Wondering about the odds that you'll get a divorce? Just look at where you keep your money.
According to some financial experts, couples who do not pool their money and retain separate accounts are more likely to split up than those who put their money together and use joint accounts.
The reason that many couples give is that they want to be in control, and they want to be independent. While that fits well with the ideals in American culture, it may not make for a strong relationship.
"I work with many couples who prefer not pooling their money," said one psychotherapist who works with these couples. "It really translates to the financial foundation of your life and the goals you've set for yourself. Couples need to decide what their joint goals will be, flesh out a plan and determine each person's role in seeing it through. This will help strengthen your relationship. Opening a joint bank account together [can help you] work toward a shared future."

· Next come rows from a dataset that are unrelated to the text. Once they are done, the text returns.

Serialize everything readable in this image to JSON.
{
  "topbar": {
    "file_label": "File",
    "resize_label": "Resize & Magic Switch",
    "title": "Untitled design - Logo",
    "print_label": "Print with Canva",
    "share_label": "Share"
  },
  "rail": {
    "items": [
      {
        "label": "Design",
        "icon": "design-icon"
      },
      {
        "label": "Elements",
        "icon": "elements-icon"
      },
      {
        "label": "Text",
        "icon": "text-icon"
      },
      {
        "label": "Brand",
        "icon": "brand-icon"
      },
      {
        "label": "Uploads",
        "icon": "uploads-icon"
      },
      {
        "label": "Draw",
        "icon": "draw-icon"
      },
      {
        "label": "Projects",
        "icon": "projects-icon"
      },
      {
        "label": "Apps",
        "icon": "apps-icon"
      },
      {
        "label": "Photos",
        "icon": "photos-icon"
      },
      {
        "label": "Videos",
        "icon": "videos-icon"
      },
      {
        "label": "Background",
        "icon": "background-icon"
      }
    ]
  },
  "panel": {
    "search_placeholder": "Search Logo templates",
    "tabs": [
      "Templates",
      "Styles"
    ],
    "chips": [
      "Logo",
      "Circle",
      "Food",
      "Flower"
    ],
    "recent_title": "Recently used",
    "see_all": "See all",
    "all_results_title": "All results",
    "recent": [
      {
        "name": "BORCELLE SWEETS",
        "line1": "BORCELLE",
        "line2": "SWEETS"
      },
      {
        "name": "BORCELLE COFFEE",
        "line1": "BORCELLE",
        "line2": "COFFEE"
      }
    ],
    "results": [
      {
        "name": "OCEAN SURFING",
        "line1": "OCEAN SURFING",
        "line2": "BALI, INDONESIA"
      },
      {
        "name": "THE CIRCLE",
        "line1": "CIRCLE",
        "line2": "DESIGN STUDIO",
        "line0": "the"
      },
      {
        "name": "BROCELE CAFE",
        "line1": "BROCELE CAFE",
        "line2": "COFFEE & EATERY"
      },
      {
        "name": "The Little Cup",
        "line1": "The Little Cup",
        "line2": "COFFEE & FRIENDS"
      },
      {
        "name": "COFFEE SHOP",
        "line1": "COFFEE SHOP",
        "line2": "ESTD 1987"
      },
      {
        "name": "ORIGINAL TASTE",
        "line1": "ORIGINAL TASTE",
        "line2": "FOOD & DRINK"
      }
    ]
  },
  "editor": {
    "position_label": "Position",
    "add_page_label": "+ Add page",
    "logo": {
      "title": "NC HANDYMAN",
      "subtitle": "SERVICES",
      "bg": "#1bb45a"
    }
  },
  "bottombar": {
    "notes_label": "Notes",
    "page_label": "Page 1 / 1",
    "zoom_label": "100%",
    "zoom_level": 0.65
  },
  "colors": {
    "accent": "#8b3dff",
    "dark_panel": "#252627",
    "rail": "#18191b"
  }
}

The problem, she says, is that couples who do not share their money are not really trying to share their future. They're keeping their futures separate and trying to control their own lives. While everyone is free to make whatever decision they think is best, this lack of a shared vision can mean that they eventually realize that they don't want to share their lives, either, and they get a divorce.
Naturally, many couples with shared accounts also get a divorce, but it's something to keep in mind. If you and your spouse split up, you need to know exactly what legal steps to take.